10 replies to this topic
Posted 30 May 2010 - 12:11 AM
Howdy Guys. I know this has probably been discussed many times before, but I havn't had luck looking through the topics trying to find my answer. So Please bare with me. I'm still very new to the airbrushing.
I have attempted to make a 3-D crawfish pattern where the lines are the same on both sides of the lure, but cannot get the lines to look seemless across the back to connect both sides. Mine messed up, so I finally just sprayed a darker color over the back to hide it. Does anyone have any pointers to help me figure this out. It's about got the best of me. I just can't get a stencil to cooperate... and would like to make somthing that is easier to use over and over.
Here's a pic of the one I tried. First and only 3-D style craw I have done.
Posted 30 May 2010 - 03:24 AM
Jig - try making a full stencil rather than one for each side.
Get some old blister pack and fold it over a bait blank, then heat with a heat gun while stretching the plastic around the blank, meeting at the bottom, then, cursing your blistered fingers, let it (stencil) cool and cut out your pattern. pete
Posted 30 May 2010 - 10:21 PM
Great question jig, been wanting to get better on that myself !
Posted 30 May 2010 - 10:32 PM
Thanks for the Tips! Does anyone have any pictures of how they cut out a stencil for a Craw Pattern? Do you have a single stencil per side or mutiple stencils to make the left and right segments of the shell at once. Sorry, I know this is a confusing question.
I just can't get a stencil fixed to make the proper shading of the shell segments without having a perfectly straight line.
Edited by JIGnJ()N, 30 May 2010 - 10:36 PM.
Posted 01 June 2010 - 12:01 AM
I would like to know where to get one of those Blister Packaging Material packs, Can you help me out?
Posted 01 June 2010 - 06:42 AM
Go out to your local hardware store and find something cheap with a clear plastic cover and cardboard sheet back - you know the ones that drive you crazy when you are trying to get the staples out, or the ones that are welded all round and you need a sabre saw to open them up, these are blister packs, the plastic is heated and shrunk down around the article inside - Find something flat like a roller tray and you will have a nice flat sheet of plastic, that will form with heat.
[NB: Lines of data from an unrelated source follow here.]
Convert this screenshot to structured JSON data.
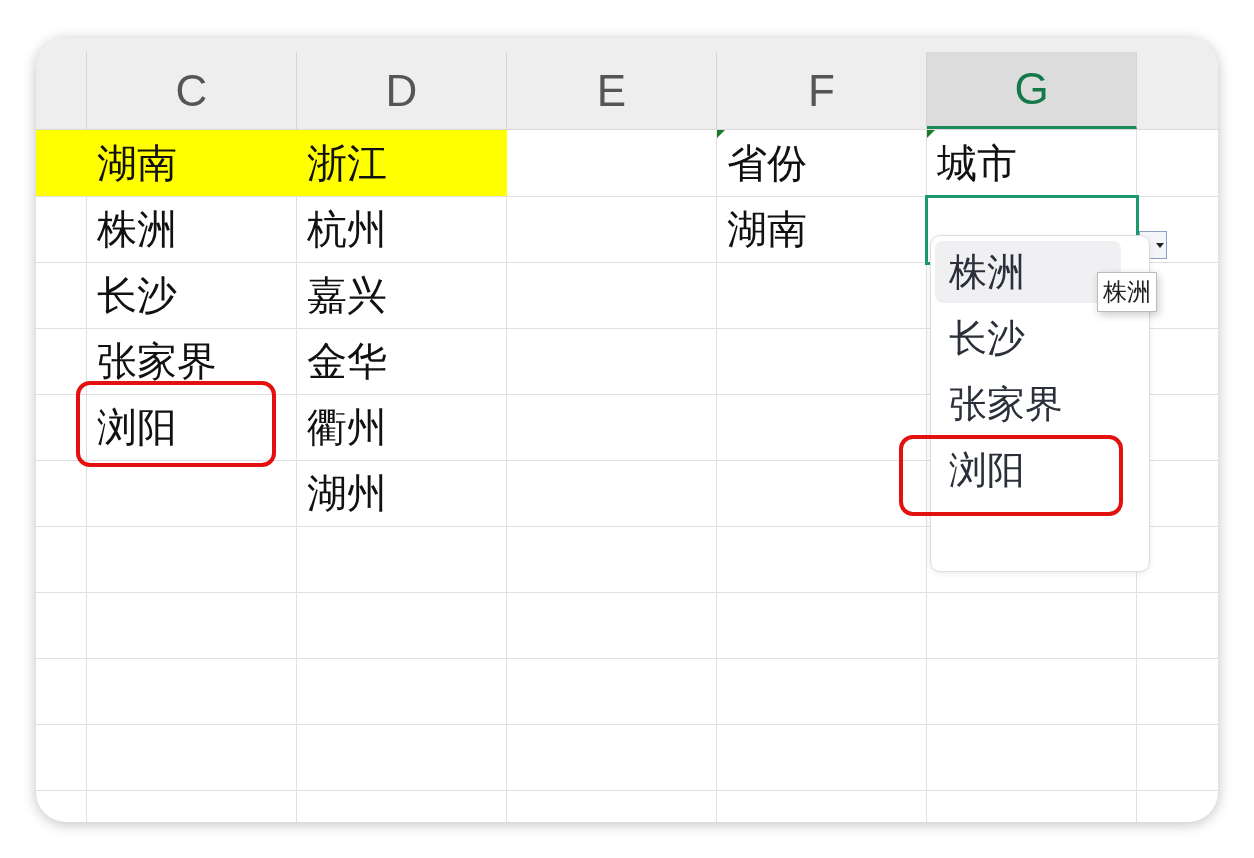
{
  "columns": [
    {
      "label": "C",
      "selected": false
    },
    {
      "label": "D",
      "selected": false
    },
    {
      "label": "E",
      "selected": false
    },
    {
      "label": "F",
      "selected": false
    },
    {
      "label": "G",
      "selected": true
    }
  ],
  "rows": [
    {
      "highlighted": true,
      "cells": [
        {
          "text": "湖南",
          "marked": false,
          "selected": false,
          "circled": false
        },
        {
          "text": "浙江",
          "marked": false,
          "selected": false,
          "circled": false
        },
        {
          "marked": false,
          "selected": false,
          "circled": false
        },
        {
          "text": "省份",
          "marked": true,
          "selected": false,
          "circled": false
        },
        {
          "text": "城市",
          "marked": true,
          "selected": false,
          "circled": false
        }
      ]
    },
    {
      "highlighted": false,
      "cells": [
        {
          "text": "株洲",
          "marked": false,
          "selected": false,
          "circled": false
        },
        {
          "text": "杭州",
          "marked": false,
          "selected": false,
          "circled": false
        },
        {
          "marked": false,
          "selected": false,
          "circled": false
        },
        {
          "text": "湖南",
          "marked": false,
          "selected": false,
          "circled": false
        },
        {
          "marked": false,
          "selected": true,
          "circled": false
        }
      ]
    },
    {
      "highlighted": false,
      "cells": [
        {
          "text": "长沙",
          "marked": false,
          "selected": false,
          "circled": false
        },
        {
          "text": "嘉兴",
          "marked": false,
          "selected": false,
          "circled": false
        },
        {
          "marked": false,
          "selected": false,
          "circled": false
        },
        {
          "marked": false,
          "selected": false,
          "circled": false
        },
        {
          "marked": false,
          "selected": false,
          "circled": false
        }
      ]
    },
    {
      "highlighted": false,
      "cells": [
        {
          "text": "张家界",
          "marked": false,
          "selected": false,
          "circled": false
        },
        {
          "text": "金华",
          "marked": false,
          "selected": false,
          "circled": false
        },
        {
          "marked": false,
          "selected": false,
          "circled": false
        },
        {
          "marked": false,
          "selected": false,
          "circled": false
        },
        {
          "marked": false,
          "selected": false,
          "circled": false
        }
      ]
    },
    {
      "highlighted": false,
      "cells": [
        {
          "text": "浏阳",
          "marked": false,
          "selected": false,
          "circled": true
        },
        {
          "text": "衢州",
          "marked": false,
          "selected": false,
          "circled": false
        },
        {
          "marked": false,
          "selected": false,
          "circled": false
        },
        {
          "marked": false,
          "selected": false,
          "circled": false
        },
        {
          "marked": false,
          "selected": false,
          "circled": false
        }
      ]
    },
    {
      "highlighted": false,
      "cells": [
        {
          "marked": false,
          "selected": false,
          "circled": false
        },
        {
          "text": "湖州",
          "marked": false,
          "selected": false,
          "circled": false
        },
        {
          "marked": false,
          "selected": false,
          "circled": false
        },
        {
          "marked": false,
          "selected": false,
          "circled": false
        },
        {
          "marked": false,
          "selected": false,
          "circled": false
        }
      ]
    }
  ],
  "dropdown": {
    "items": [
      {
        "label": "株洲",
        "selected": true,
        "circled": false
      },
      {
        "label": "长沙",
        "selected": false,
        "circled": false
      },
      {
        "label": "张家界",
        "selected": false,
        "circled": false
      },
      {
        "label": "浏阳",
        "selected": false,
        "circled": true
      }
    ],
    "tooltip": "株洲"
  }
}
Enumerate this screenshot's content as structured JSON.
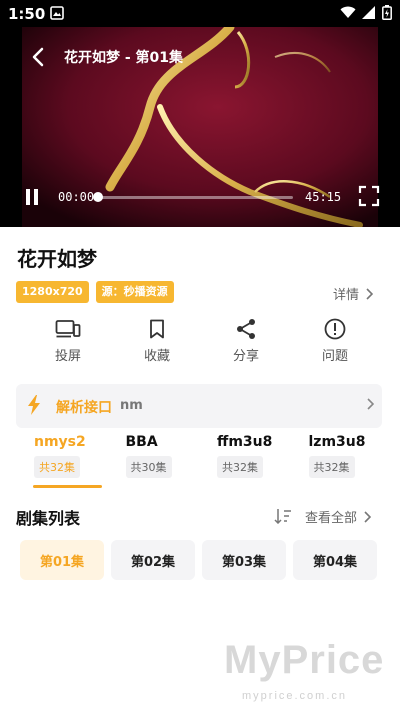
{
  "status_bar": {
    "time": "1:50"
  },
  "player": {
    "title": "花开如梦 - 第01集",
    "current_time": "00:00",
    "total_time": "45:15",
    "progress": 0.0
  },
  "show": {
    "title": "花开如梦",
    "badges": [
      "1280x720",
      "源：秒播资源"
    ],
    "detail_label": "详情"
  },
  "actions": [
    {
      "label": "投屏",
      "icon": "cast-icon"
    },
    {
      "label": "收藏",
      "icon": "bookmark-icon"
    },
    {
      "label": "分享",
      "icon": "share-icon"
    },
    {
      "label": "问题",
      "icon": "alert-icon"
    }
  ],
  "parse": {
    "label": "解析接口",
    "value": "nm"
  },
  "sources": [
    {
      "name": "nmys2",
      "count": "共32集",
      "active": true
    },
    {
      "name": "BBA",
      "count": "共30集",
      "active": false
    },
    {
      "name": "ffm3u8",
      "count": "共32集",
      "active": false
    },
    {
      "name": "lzm3u8",
      "count": "共32集",
      "active": false
    }
  ],
  "episodes_section": {
    "title": "剧集列表",
    "view_all": "查看全部"
  },
  "episodes": [
    "第01集",
    "第02集",
    "第03集",
    "第04集"
  ],
  "watermark": {
    "brand": "MyPrice",
    "url": "myprice.com.cn"
  },
  "colors": {
    "accent": "#f5a623",
    "badge": "#f7b731"
  }
}
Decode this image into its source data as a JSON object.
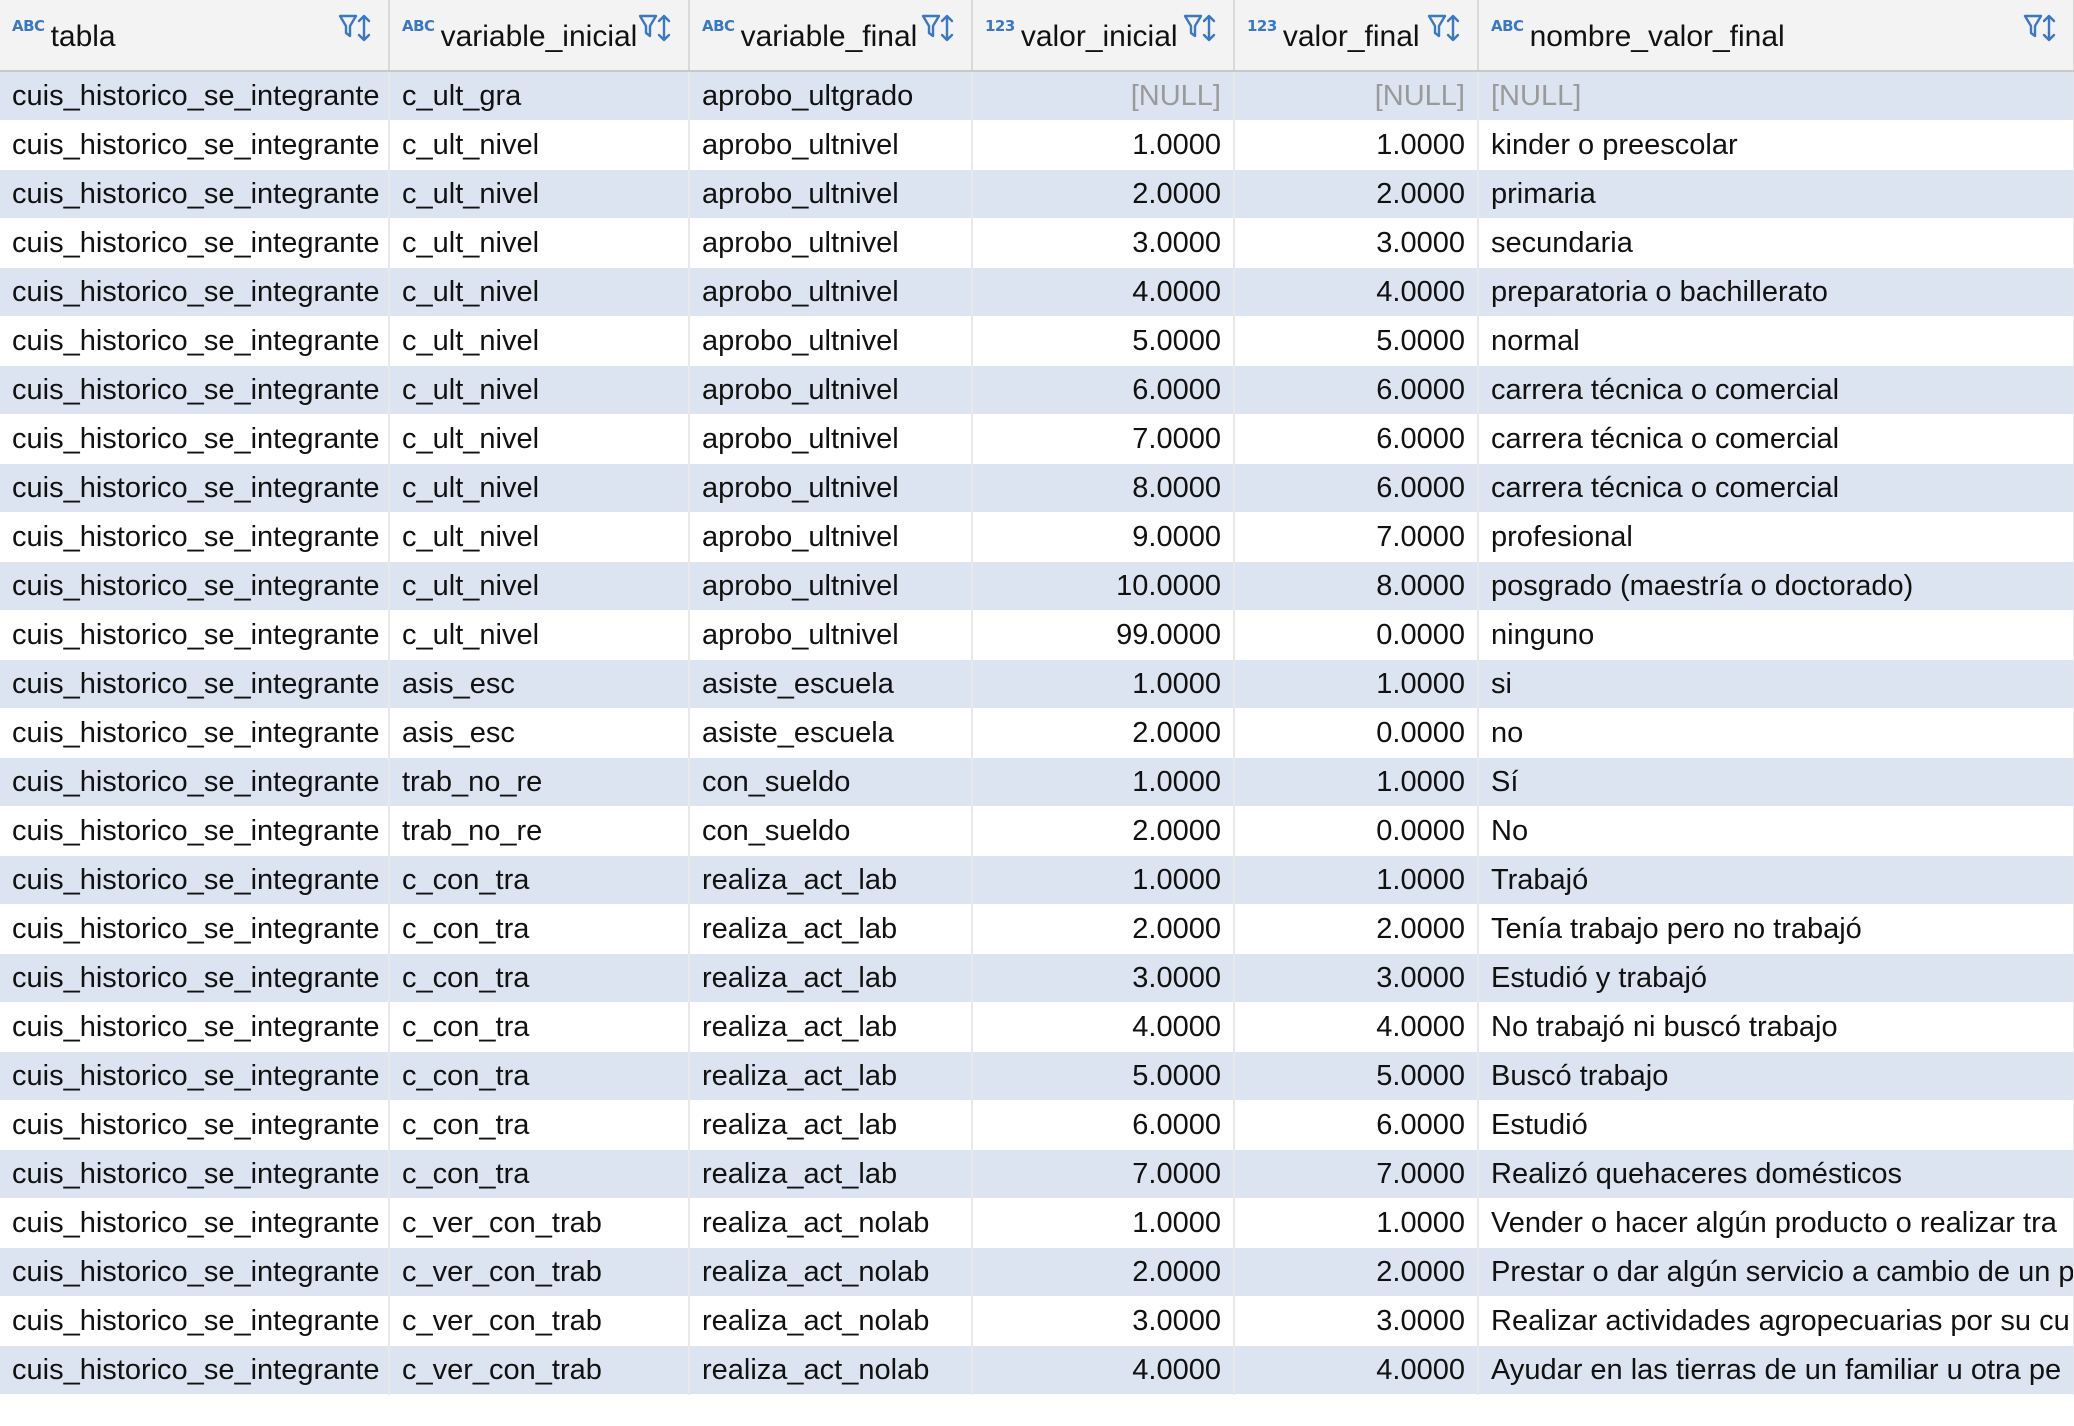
{
  "columns": [
    {
      "type": "ABC",
      "name": "tabla"
    },
    {
      "type": "ABC",
      "name": "variable_inicial"
    },
    {
      "type": "ABC",
      "name": "variable_final"
    },
    {
      "type": "123",
      "name": "valor_inicial"
    },
    {
      "type": "123",
      "name": "valor_final"
    },
    {
      "type": "ABC",
      "name": "nombre_valor_final"
    }
  ],
  "rows": [
    [
      "cuis_historico_se_integrante",
      "c_ult_gra",
      "aprobo_ultgrado",
      "[NULL]",
      "[NULL]",
      "[NULL]"
    ],
    [
      "cuis_historico_se_integrante",
      "c_ult_nivel",
      "aprobo_ultnivel",
      "1.0000",
      "1.0000",
      "kinder o preescolar"
    ],
    [
      "cuis_historico_se_integrante",
      "c_ult_nivel",
      "aprobo_ultnivel",
      "2.0000",
      "2.0000",
      "primaria"
    ],
    [
      "cuis_historico_se_integrante",
      "c_ult_nivel",
      "aprobo_ultnivel",
      "3.0000",
      "3.0000",
      "secundaria"
    ],
    [
      "cuis_historico_se_integrante",
      "c_ult_nivel",
      "aprobo_ultnivel",
      "4.0000",
      "4.0000",
      "preparatoria o bachillerato"
    ],
    [
      "cuis_historico_se_integrante",
      "c_ult_nivel",
      "aprobo_ultnivel",
      "5.0000",
      "5.0000",
      "normal"
    ],
    [
      "cuis_historico_se_integrante",
      "c_ult_nivel",
      "aprobo_ultnivel",
      "6.0000",
      "6.0000",
      "carrera técnica o comercial"
    ],
    [
      "cuis_historico_se_integrante",
      "c_ult_nivel",
      "aprobo_ultnivel",
      "7.0000",
      "6.0000",
      "carrera técnica o comercial"
    ],
    [
      "cuis_historico_se_integrante",
      "c_ult_nivel",
      "aprobo_ultnivel",
      "8.0000",
      "6.0000",
      "carrera técnica o comercial"
    ],
    [
      "cuis_historico_se_integrante",
      "c_ult_nivel",
      "aprobo_ultnivel",
      "9.0000",
      "7.0000",
      "profesional"
    ],
    [
      "cuis_historico_se_integrante",
      "c_ult_nivel",
      "aprobo_ultnivel",
      "10.0000",
      "8.0000",
      "posgrado (maestría o doctorado)"
    ],
    [
      "cuis_historico_se_integrante",
      "c_ult_nivel",
      "aprobo_ultnivel",
      "99.0000",
      "0.0000",
      "ninguno"
    ],
    [
      "cuis_historico_se_integrante",
      "asis_esc",
      "asiste_escuela",
      "1.0000",
      "1.0000",
      "si"
    ],
    [
      "cuis_historico_se_integrante",
      "asis_esc",
      "asiste_escuela",
      "2.0000",
      "0.0000",
      "no"
    ],
    [
      "cuis_historico_se_integrante",
      "trab_no_re",
      "con_sueldo",
      "1.0000",
      "1.0000",
      "Sí"
    ],
    [
      "cuis_historico_se_integrante",
      "trab_no_re",
      "con_sueldo",
      "2.0000",
      "0.0000",
      "No"
    ],
    [
      "cuis_historico_se_integrante",
      "c_con_tra",
      "realiza_act_lab",
      "1.0000",
      "1.0000",
      "Trabajó"
    ],
    [
      "cuis_historico_se_integrante",
      "c_con_tra",
      "realiza_act_lab",
      "2.0000",
      "2.0000",
      "Tenía trabajo pero no trabajó"
    ],
    [
      "cuis_historico_se_integrante",
      "c_con_tra",
      "realiza_act_lab",
      "3.0000",
      "3.0000",
      "Estudió y trabajó"
    ],
    [
      "cuis_historico_se_integrante",
      "c_con_tra",
      "realiza_act_lab",
      "4.0000",
      "4.0000",
      "No trabajó ni buscó trabajo"
    ],
    [
      "cuis_historico_se_integrante",
      "c_con_tra",
      "realiza_act_lab",
      "5.0000",
      "5.0000",
      "Buscó trabajo"
    ],
    [
      "cuis_historico_se_integrante",
      "c_con_tra",
      "realiza_act_lab",
      "6.0000",
      "6.0000",
      "Estudió"
    ],
    [
      "cuis_historico_se_integrante",
      "c_con_tra",
      "realiza_act_lab",
      "7.0000",
      "7.0000",
      "Realizó quehaceres domésticos"
    ],
    [
      "cuis_historico_se_integrante",
      "c_ver_con_trab",
      "realiza_act_nolab",
      "1.0000",
      "1.0000",
      "Vender o hacer algún producto o realizar tra"
    ],
    [
      "cuis_historico_se_integrante",
      "c_ver_con_trab",
      "realiza_act_nolab",
      "2.0000",
      "2.0000",
      "Prestar o dar algún servicio a cambio de un p"
    ],
    [
      "cuis_historico_se_integrante",
      "c_ver_con_trab",
      "realiza_act_nolab",
      "3.0000",
      "3.0000",
      "Realizar actividades agropecuarias por su cu"
    ],
    [
      "cuis_historico_se_integrante",
      "c_ver_con_trab",
      "realiza_act_nolab",
      "4.0000",
      "4.0000",
      "Ayudar en las tierras de un familiar u otra pe"
    ]
  ],
  "colors": {
    "type_icon": "#3a78c3",
    "row_alt": "#dbe4f0",
    "null_text": "#9a9a9a"
  }
}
I'm sure you guys would have a million places where you can just go in and buy a sheet of this stuff, but not living there I would not have a clue.
Posted 02 June 2010 - 08:13 PM
I use the ones from the packaging that my lures come in. I have also had good luck using the clear plastic boxes that berries and cherry tomatoes often come in. Just trim off the solid pieces and use those. I tried using a heat gun and it melted the plastic too fast for me to do what I wanted with it. It also began to soften the lure that I was attempting to mold. My hairdryer that I use for heat setting my paints worked just fine though. It does take a bit longer than the heat gun but that only gave me more time to mold the melted plastic how I wanted it around the bait. I also had to remind myself that I was trying to achieve functionality, not a good looking mold. This is a tough hobby sometimes for a perfectionist.
Posted 04 June 2010 - 02:45 PM
I defiantly agree this is a tough hobby for perfectionists =P I'm going to try and go out to the store and pick up some of that Blister Pack stuff and give that a test. I've thought about taking the Stretch wrap stuff that you use for food, laying it tight over the lure, Putting a layer of epoxy on it and letting it dry, then use the rock hard epoxy as the stencil after I cut some Designs into it. Has anyone tried that yet?
Posted 05 June 2010 - 04:36 PM
Great idea Stryker, I can think of a few applications for your gladwrap thing -
I am not sure if anyone has mentioned it , but there is a very good Tutorial by Jerry (RedG8r) "TU 2010 Vacuum forming" - here:
Posted 05 June 2010 - 07:13 PM
If you feel it's important that your craw segment lines reach entirely around the bait, the whole body stencil makes sense. The "whole body stencil" is also good if you're gonna make a lot of one bait size/style. To me, that's more an aesthetic than a practical thing, and I don't do enough of one pattern bait to make it worthwhile. I use artist's frisket material, which is designed for stencils. It is a clear plastic film with adhesive on one side and a paper backing. I draw an outline of the bait and the cut outs on the paper backing, then cut it out with an Xacto knife. Instead of peeling off the backing, I leave it on the stencil so I can reverse the stencil for the other side of the bait (after wiping off or drying the paint of course). To get 2 sides the same, you need to have marks or cuts on the stencil to register it against the side of the lure (beginning of the lip slot, tail, etc). The advantage of this is that you can build up a library of stencils for various purposes and can adapt the stencils to new bait shapes and sizes.